We know that "In the American Society" is written from a first person point of view because of the pronouns used in the story. The narrator presents the conflict through her own perspective, using pronouns like I, my, our, and we as she relates the events. Check out this segment of the text with those first person pronouns identified:
She also invited Mona and me to the going on, as "demi-guests" to keep Annie out of the champagne. I wasn't too keen on the idea, but before I could say anything, she had already thanked us for generously agreeing to honor her.
Of course, anything inside the quotation marks of dialogue won't count as you're looking for these first-person pronouns, so be sure to focus on narrative sections of the text.

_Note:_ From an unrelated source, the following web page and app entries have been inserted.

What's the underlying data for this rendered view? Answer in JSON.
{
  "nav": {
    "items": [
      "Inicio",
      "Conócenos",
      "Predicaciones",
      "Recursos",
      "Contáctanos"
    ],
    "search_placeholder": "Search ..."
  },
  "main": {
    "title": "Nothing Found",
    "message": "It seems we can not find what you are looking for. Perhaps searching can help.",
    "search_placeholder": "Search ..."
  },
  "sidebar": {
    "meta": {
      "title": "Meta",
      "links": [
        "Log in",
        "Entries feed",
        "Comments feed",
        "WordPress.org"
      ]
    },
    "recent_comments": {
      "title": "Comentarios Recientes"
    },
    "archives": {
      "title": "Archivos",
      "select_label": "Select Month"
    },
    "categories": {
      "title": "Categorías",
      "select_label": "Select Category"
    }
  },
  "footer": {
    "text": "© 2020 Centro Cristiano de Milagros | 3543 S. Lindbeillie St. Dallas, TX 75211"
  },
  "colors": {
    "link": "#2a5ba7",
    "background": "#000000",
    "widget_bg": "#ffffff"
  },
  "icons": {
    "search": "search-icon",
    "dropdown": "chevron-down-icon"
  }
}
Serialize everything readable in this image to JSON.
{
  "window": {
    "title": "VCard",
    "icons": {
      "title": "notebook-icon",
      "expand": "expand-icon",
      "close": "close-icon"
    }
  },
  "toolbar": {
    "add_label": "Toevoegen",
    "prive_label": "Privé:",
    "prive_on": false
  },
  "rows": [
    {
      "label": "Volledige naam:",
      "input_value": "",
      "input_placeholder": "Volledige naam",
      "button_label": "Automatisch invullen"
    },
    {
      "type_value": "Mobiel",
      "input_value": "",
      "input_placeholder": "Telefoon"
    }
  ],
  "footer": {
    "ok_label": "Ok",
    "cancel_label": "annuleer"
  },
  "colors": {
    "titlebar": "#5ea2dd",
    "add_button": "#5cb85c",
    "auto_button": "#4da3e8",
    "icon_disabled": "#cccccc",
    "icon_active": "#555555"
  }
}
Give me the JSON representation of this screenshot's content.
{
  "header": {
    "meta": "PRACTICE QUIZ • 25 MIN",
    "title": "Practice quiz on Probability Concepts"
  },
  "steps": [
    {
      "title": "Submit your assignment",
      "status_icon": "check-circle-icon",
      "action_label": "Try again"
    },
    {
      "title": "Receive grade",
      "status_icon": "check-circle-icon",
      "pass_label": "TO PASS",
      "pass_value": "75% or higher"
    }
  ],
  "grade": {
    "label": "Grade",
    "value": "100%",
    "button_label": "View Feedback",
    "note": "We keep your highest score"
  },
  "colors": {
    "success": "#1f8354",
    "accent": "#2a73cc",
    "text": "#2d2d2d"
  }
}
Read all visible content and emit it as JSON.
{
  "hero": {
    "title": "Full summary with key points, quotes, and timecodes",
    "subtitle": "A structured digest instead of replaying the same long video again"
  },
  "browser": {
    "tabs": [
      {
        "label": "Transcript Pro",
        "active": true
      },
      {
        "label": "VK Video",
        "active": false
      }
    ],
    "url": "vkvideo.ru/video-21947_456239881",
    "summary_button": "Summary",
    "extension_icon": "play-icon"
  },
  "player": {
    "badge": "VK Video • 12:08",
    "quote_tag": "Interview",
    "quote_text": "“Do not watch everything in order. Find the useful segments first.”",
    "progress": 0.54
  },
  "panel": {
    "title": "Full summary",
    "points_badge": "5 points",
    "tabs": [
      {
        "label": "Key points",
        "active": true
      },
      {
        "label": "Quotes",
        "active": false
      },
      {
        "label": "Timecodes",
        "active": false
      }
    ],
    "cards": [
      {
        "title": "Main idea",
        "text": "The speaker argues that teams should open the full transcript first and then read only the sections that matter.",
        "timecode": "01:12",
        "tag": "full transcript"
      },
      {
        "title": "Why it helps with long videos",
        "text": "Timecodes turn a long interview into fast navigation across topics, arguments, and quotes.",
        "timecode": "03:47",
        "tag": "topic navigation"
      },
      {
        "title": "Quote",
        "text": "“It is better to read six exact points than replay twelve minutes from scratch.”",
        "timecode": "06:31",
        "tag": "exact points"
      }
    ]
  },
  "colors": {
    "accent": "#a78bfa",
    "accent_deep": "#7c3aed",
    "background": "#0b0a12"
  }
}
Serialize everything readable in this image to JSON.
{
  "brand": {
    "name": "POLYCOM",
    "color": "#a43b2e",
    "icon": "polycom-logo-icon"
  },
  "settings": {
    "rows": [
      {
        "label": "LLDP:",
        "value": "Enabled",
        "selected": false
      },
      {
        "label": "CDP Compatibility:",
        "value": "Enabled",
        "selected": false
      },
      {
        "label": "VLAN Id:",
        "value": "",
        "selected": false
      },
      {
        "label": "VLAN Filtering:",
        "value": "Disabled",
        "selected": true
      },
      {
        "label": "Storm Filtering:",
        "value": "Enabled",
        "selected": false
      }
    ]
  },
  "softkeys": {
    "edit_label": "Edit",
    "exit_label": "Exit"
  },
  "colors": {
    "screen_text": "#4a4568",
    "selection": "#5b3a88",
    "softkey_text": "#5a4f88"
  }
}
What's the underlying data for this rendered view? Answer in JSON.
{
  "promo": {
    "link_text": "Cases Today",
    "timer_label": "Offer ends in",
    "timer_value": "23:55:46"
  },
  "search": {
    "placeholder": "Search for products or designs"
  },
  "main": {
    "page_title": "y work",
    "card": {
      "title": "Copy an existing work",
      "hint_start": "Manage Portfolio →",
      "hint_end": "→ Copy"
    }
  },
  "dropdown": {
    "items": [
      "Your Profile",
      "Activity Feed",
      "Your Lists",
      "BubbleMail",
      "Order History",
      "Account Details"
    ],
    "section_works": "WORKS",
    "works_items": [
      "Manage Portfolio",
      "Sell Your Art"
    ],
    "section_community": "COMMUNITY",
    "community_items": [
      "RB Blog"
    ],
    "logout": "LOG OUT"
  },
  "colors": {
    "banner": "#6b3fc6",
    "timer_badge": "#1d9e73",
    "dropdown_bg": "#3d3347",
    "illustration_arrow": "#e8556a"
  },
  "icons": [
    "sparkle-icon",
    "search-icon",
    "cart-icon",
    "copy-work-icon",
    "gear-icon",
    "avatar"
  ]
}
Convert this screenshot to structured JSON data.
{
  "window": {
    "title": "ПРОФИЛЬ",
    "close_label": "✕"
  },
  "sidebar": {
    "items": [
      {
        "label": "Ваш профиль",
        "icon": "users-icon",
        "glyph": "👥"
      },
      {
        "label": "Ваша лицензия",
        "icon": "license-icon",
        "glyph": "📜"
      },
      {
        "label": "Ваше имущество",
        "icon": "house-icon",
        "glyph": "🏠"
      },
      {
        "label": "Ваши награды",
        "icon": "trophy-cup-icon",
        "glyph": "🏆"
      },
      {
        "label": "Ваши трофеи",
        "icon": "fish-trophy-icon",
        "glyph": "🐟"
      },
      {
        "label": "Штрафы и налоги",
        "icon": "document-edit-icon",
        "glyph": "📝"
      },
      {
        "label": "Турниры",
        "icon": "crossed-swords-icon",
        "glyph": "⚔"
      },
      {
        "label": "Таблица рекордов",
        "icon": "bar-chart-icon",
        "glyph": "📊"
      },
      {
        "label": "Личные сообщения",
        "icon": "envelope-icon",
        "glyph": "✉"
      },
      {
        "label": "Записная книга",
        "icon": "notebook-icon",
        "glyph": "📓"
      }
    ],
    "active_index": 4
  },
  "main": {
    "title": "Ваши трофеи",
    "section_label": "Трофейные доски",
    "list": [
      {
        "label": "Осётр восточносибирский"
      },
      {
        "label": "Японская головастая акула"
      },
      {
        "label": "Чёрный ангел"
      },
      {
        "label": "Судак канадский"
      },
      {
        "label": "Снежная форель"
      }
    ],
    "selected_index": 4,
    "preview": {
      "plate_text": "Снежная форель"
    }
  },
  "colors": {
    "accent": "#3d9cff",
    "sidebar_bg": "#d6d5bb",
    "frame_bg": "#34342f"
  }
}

First person point of view helps intensify the conflict in this story. Because the narrator's mother wants to join a country club, the entire family is fairly dragged to a "bon voyage bash" for Jeremy, a friend of one of the members. At the party, the narrator watches as Jeremy insults her father; as a young woman, she is essentially powerless to intervene on his behalf in this context. She presents the conflict, initiated by Jeremy, through the conversation that transpires when Jeremy loudly insults her father and then tries to force him to take off his shirt in front of everyone.
After the family leaves, the strength of the family is particularly clear because of the first-person narration of this young girl. Though they have all witnessed her father being insulted, the family is proud of his act of defiance and follow the leadership he provides.